Responses by Meghan Stewart, design lead and Devin Bambrick, strategy lead, Matchstic
Background: After decades of shifting network affiliations, news formats and graphics packages, 10 News had found itself in the middle of Tampa Bay’s local pack, lacking a distinctive position or much viewer loyalty. Renamed as 10 Tampa Bay, we helped the station develop a radically fresh visual identity and a contemporary approach to storytelling more suited to an increasingly digital landscape. With local news broadcasts losing market share, we focused on reaching Tampa’s newest residents, offering them an opportunity to truly understand the contexts of their new home.
Reasoning: In a market awash in red and blue, our design team introduced a refreshing teal and an elegant geometric mark with confident, radiating linework that nods to the layers of a well-told story. The distinctive shape, with its precise intersections, also served as an ideal supergraphic across some imaginative applications.
Challenges: Finding fresh visual terrain in a crowded landscape and developing a flexible brand that could house different types of programming while working in harmony with broadcasting company TEGNA’s templates and guidelines.
Favorite details: The brand’s ability to distinguish itself even without its primary mark. The brand is also filled with small touches: the 10 logo contains ten total strokes, and the tagline “See Beyond the Surface” phonetically contains the syllables of 10 Tampa Bay’s affiliate, CBS.
Specific demands: Creating a broadcast brand requires striking a balance between unwavering confidence and contextual flexibility. With an integrated approach to supporting its stations, TEGNA stations have well-defined needs and architecture for its brands. Our solution would need to fit within those established containers and constraints. But we weren’t just solving for broadcast contexts, either. 10 Tampa Bay also boasts a robust digital presence, which demanded digital-first, motion-friendly assets that read well on the small screen.

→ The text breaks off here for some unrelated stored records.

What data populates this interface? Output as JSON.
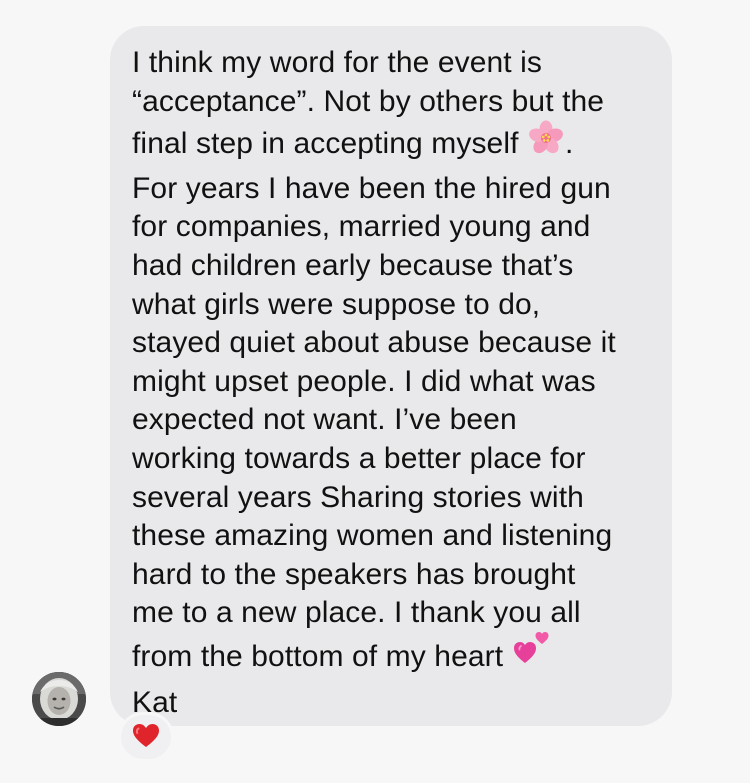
{
  "message": {
    "lines": [
      "I think my word for the event is",
      "“acceptance”. Not by others but the",
      "final step in accepting myself",
      "For years I have been the hired gun",
      "for companies, married young and",
      "had children early because that’s",
      "what girls were suppose to do,",
      "stayed quiet about abuse because it",
      "might upset people. I did what was",
      "expected not want. I’ve been",
      "working towards a better place for",
      "several years Sharing stories with",
      "these amazing women and listening",
      "hard to the speakers has brought",
      "me to a new place. I thank you all",
      "from the bottom of my heart"
    ],
    "after_flower": ".",
    "signature": "Kat",
    "icons": {
      "inline_1": "cherry-blossom-icon",
      "inline_2": "two-hearts-icon"
    }
  },
  "sender": {
    "avatar_icon": "avatar"
  },
  "reaction": {
    "icon": "red-heart-icon",
    "color": "#e0242b"
  },
  "colors": {
    "background": "#f7f7f8",
    "bubble": "#e9e9eb",
    "text": "#111111"
  }
}
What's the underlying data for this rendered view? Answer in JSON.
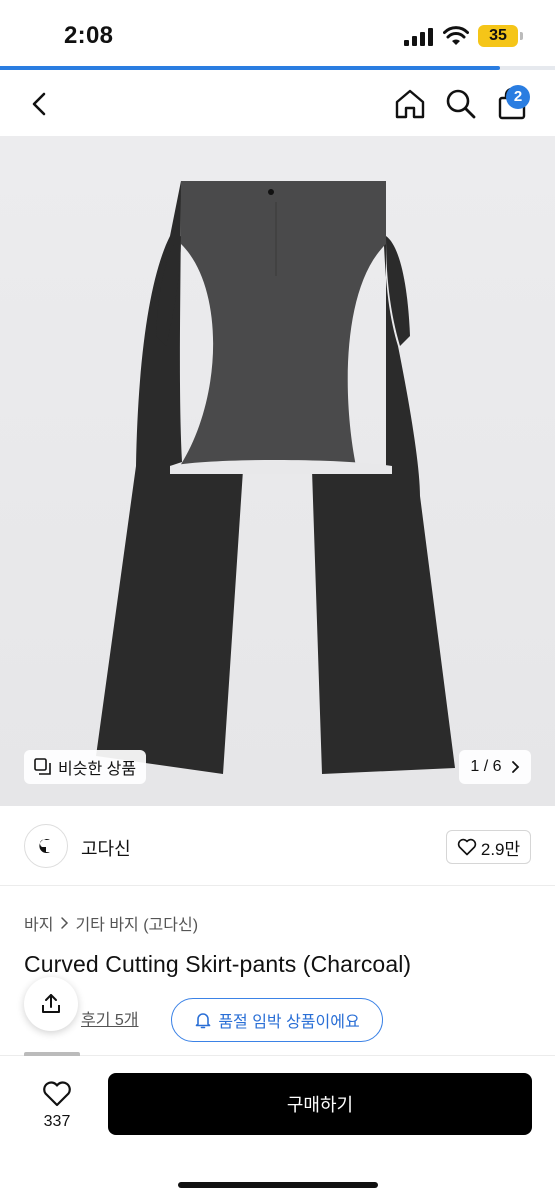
{
  "status_bar": {
    "time": "2:08",
    "battery": "35"
  },
  "page_progress": 0.9,
  "nav": {
    "cart_count": "2",
    "icons": [
      "back-icon",
      "home-icon",
      "search-icon",
      "shopping-bag-icon"
    ]
  },
  "gallery": {
    "similar_label": "비슷한 상품",
    "page_counter": "1 / 6"
  },
  "brand": {
    "name": "고다신",
    "likes": "2.9만"
  },
  "breadcrumb": {
    "category": "바지",
    "subcategory": "기타 바지 (고다신)"
  },
  "product": {
    "title": "Curved Cutting Skirt-pants (Charcoal)",
    "reviews": "후기 5개",
    "soldout_notice": "품절 임박 상품이에요"
  },
  "bottom_bar": {
    "wish_count": "337",
    "buy_label": "구매하기"
  },
  "colors": {
    "accent": "#2a7de1",
    "buy_button": "#000000",
    "garment_dark": "#2b2b2b",
    "garment_panel": "#4a4a4b"
  }
}
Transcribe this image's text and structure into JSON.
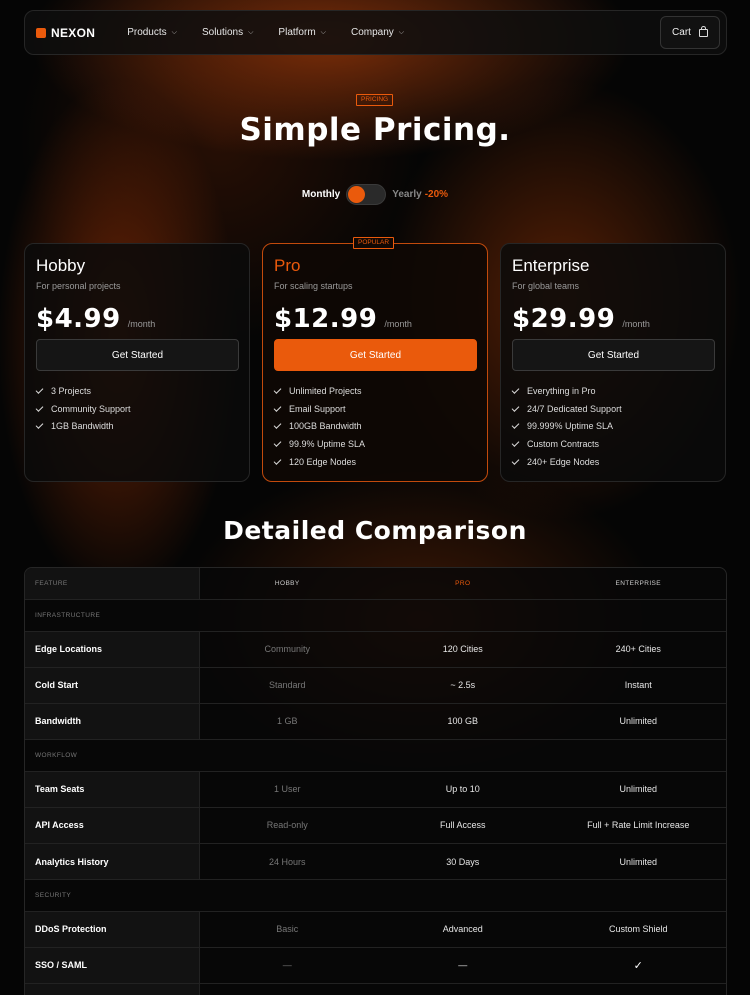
{
  "nav": {
    "brand": "NEXON",
    "links": [
      {
        "label": "Products"
      },
      {
        "label": "Solutions"
      },
      {
        "label": "Platform"
      },
      {
        "label": "Company"
      }
    ],
    "cart_label": "Cart"
  },
  "hero": {
    "tag": "PRICING",
    "title": "Simple Pricing.",
    "toggle": {
      "left": "Monthly",
      "right": "Yearly",
      "discount": "-20%",
      "state": "monthly"
    }
  },
  "plans": [
    {
      "name": "Hobby",
      "subtitle": "For personal projects",
      "price": "$4.99",
      "period": "/month",
      "cta": "Get Started",
      "features": [
        "3 Projects",
        "Community Support",
        "1GB Bandwidth"
      ]
    },
    {
      "name": "Pro",
      "badge": "POPULAR",
      "subtitle": "For scaling startups",
      "price": "$12.99",
      "period": "/month",
      "cta": "Get Started",
      "features": [
        "Unlimited Projects",
        "Email Support",
        "100GB Bandwidth",
        "99.9% Uptime SLA",
        "120 Edge Nodes"
      ]
    },
    {
      "name": "Enterprise",
      "subtitle": "For global teams",
      "price": "$29.99",
      "period": "/month",
      "cta": "Get Started",
      "features": [
        "Everything in Pro",
        "24/7 Dedicated Support",
        "99.999% Uptime SLA",
        "Custom Contracts",
        "240+ Edge Nodes"
      ]
    }
  ],
  "comparison": {
    "title": "Detailed Comparison",
    "headers": [
      "FEATURE",
      "HOBBY",
      "PRO",
      "ENTERPRISE"
    ],
    "sections": [
      {
        "label": "INFRASTRUCTURE",
        "rows": [
          [
            "Edge Locations",
            "Community",
            "120 Cities",
            "240+ Cities"
          ],
          [
            "Cold Start",
            "Standard",
            "~ 2.5s",
            "Instant"
          ],
          [
            "Bandwidth",
            "1 GB",
            "100 GB",
            "Unlimited"
          ]
        ]
      },
      {
        "label": "WORKFLOW",
        "rows": [
          [
            "Team Seats",
            "1 User",
            "Up to 10",
            "Unlimited"
          ],
          [
            "API Access",
            "Read-only",
            "Full Access",
            "Full + Rate Limit Increase"
          ],
          [
            "Analytics History",
            "24 Hours",
            "30 Days",
            "Unlimited"
          ]
        ]
      },
      {
        "label": "SECURITY",
        "rows": [
          [
            "DDoS Protection",
            "Basic",
            "Advanced",
            "Custom Shield"
          ],
          [
            "SSO / SAML",
            "—",
            "—",
            "✓"
          ]
        ]
      }
    ]
  },
  "colors": {
    "accent": "#ea5a0c",
    "background": "#050505"
  }
}
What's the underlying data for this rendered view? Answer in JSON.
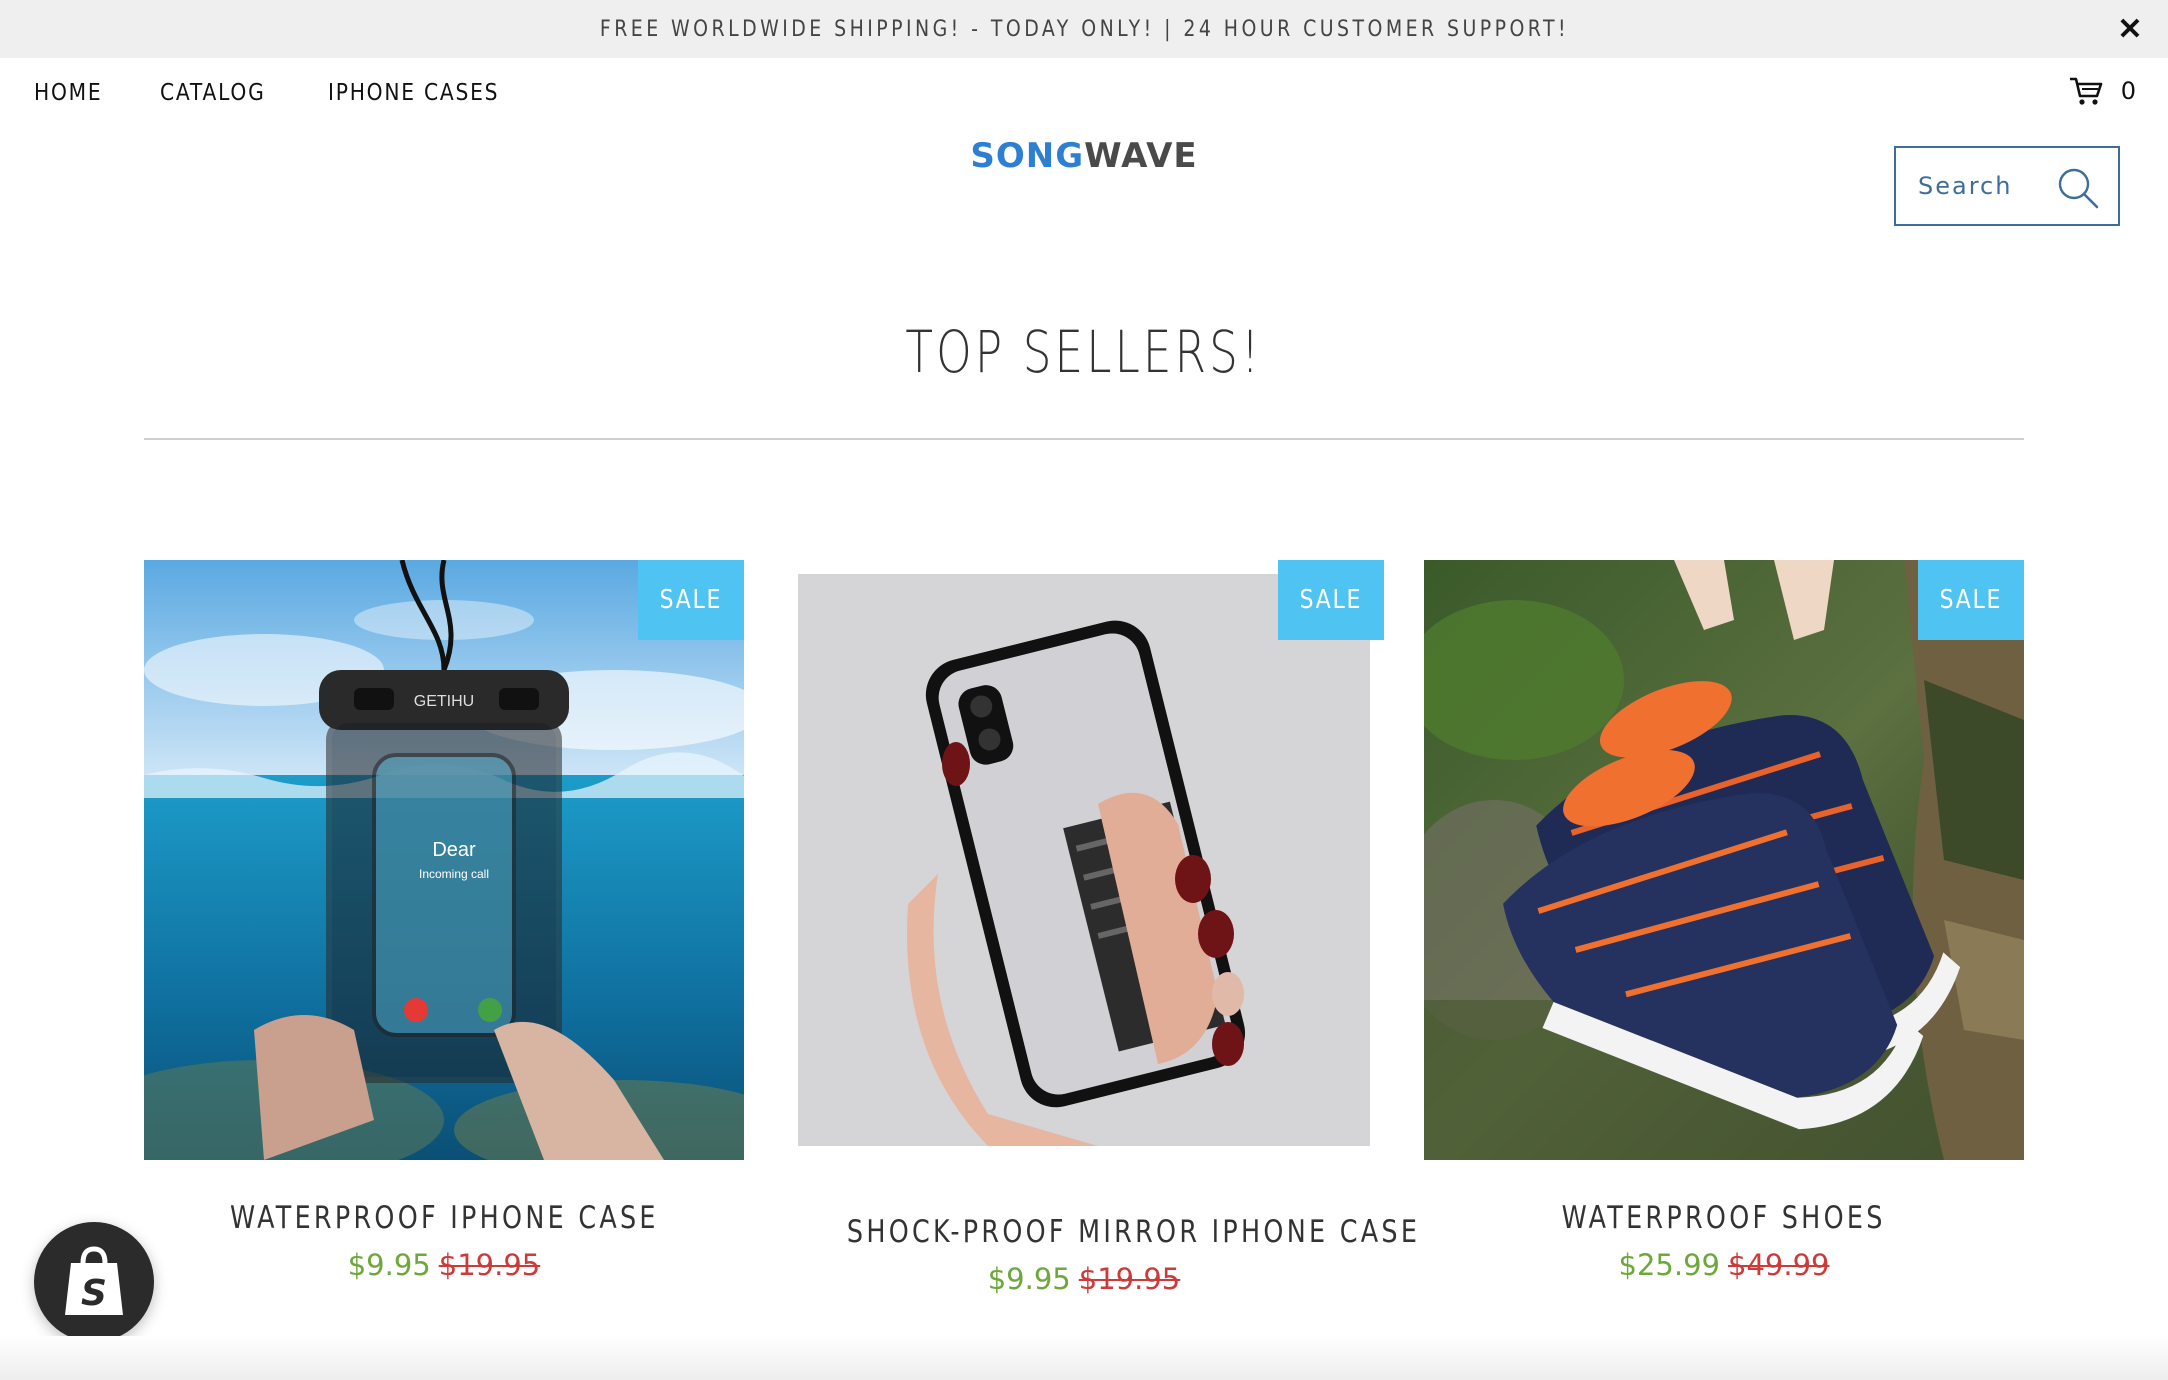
{
  "announcement": {
    "text": "FREE WORLDWIDE SHIPPING! - TODAY ONLY! | 24 HOUR CUSTOMER SUPPORT!",
    "close_icon": "close-icon"
  },
  "nav": {
    "items": [
      {
        "label": "HOME"
      },
      {
        "label": "CATALOG"
      },
      {
        "label": "IPHONE CASES"
      }
    ]
  },
  "cart": {
    "icon": "cart-icon",
    "count": "0"
  },
  "logo": {
    "part1": "SONG",
    "part2": "WAVE"
  },
  "search": {
    "placeholder": "Search",
    "icon": "search-icon"
  },
  "section": {
    "title": "TOP SELLERS!"
  },
  "products": [
    {
      "title": "WATERPROOF IPHONE CASE",
      "price": "$9.95",
      "compare_price": "$19.95",
      "badge": "SALE",
      "image": {
        "brand": "GETIHU",
        "caller": "Dear",
        "call_status": "Incoming call"
      }
    },
    {
      "title": "SHOCK-PROOF MIRROR IPHONE CASE",
      "price": "$9.95",
      "compare_price": "$19.95",
      "badge": "SALE"
    },
    {
      "title": "WATERPROOF SHOES",
      "price": "$25.99",
      "compare_price": "$49.99",
      "badge": "SALE"
    }
  ],
  "colors": {
    "accent_blue": "#4fc4f2",
    "price_green": "#6da83c",
    "price_red": "#cd3a3a",
    "logo_blue": "#2d7fd1"
  }
}
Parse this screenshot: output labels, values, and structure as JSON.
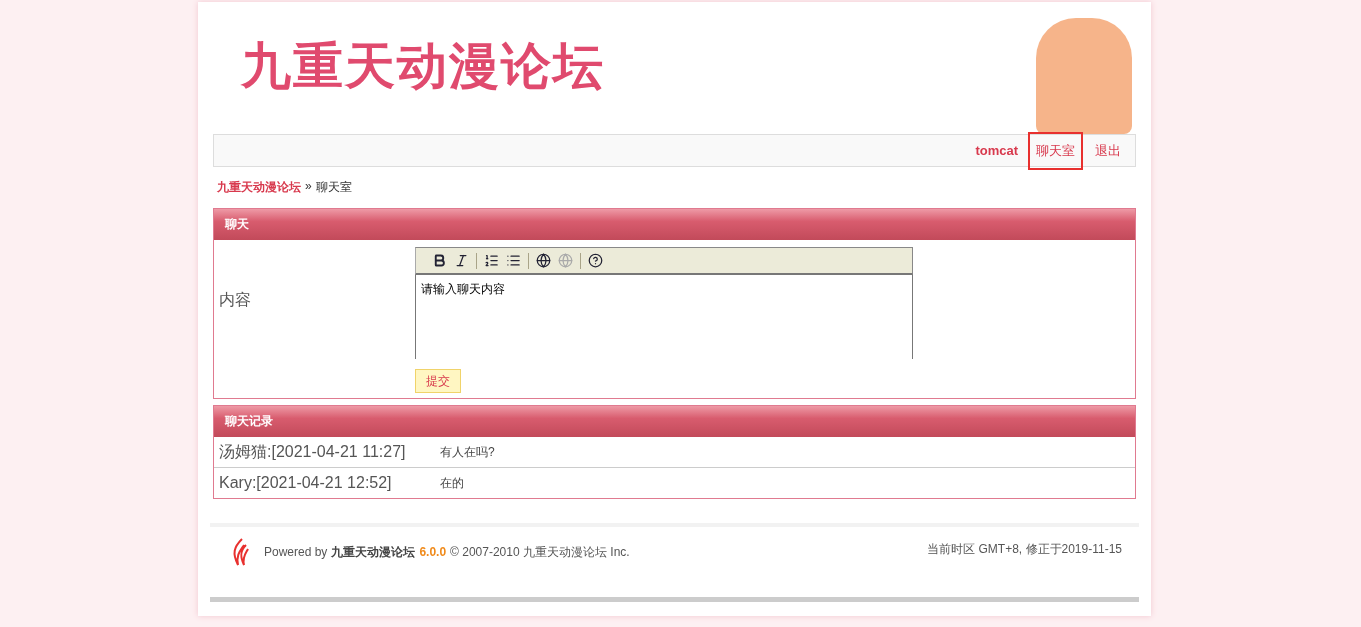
{
  "header": {
    "logo": "九重天动漫论坛"
  },
  "nav": {
    "user": "tomcat",
    "links": [
      {
        "label": "聊天室",
        "selected": true
      },
      {
        "label": "退出",
        "selected": false
      }
    ]
  },
  "breadcrumb": {
    "home": "九重天动漫论坛",
    "separator": "»",
    "current": "聊天室"
  },
  "chat_form": {
    "title": "聊天",
    "label": "内容",
    "toolbar": [
      {
        "kind": "bold",
        "disabled": false
      },
      {
        "kind": "italic",
        "disabled": false
      },
      {
        "kind": "sep"
      },
      {
        "kind": "ordered",
        "disabled": false
      },
      {
        "kind": "bullets",
        "disabled": false
      },
      {
        "kind": "sep"
      },
      {
        "kind": "link",
        "disabled": false
      },
      {
        "kind": "unlink",
        "disabled": true
      },
      {
        "kind": "sep"
      },
      {
        "kind": "help",
        "disabled": false
      }
    ],
    "placeholder": "请输入聊天内容",
    "submit": "提交"
  },
  "history": {
    "title": "聊天记录",
    "rows": [
      {
        "who": "汤姆猫:[2021-04-21 11:27]",
        "message": "有人在吗?"
      },
      {
        "who": "Kary:[2021-04-21 12:52]",
        "message": "在的"
      }
    ]
  },
  "footer": {
    "prefix": "Powered by",
    "site": "九重天动漫论坛",
    "version": "6.0.0",
    "suffix": "© 2007-2010 九重天动漫论坛 Inc.",
    "timezone": "当前时区 GMT+8, 修正于2019-11-15"
  }
}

Anything new: We conducted a wide-ranging investigation of the use of color throughout American broadcast history, which illuminated just how dominant red and blue have been. It was fascinating to see how many stations have struggled to differentiate themselves using such a limited palette.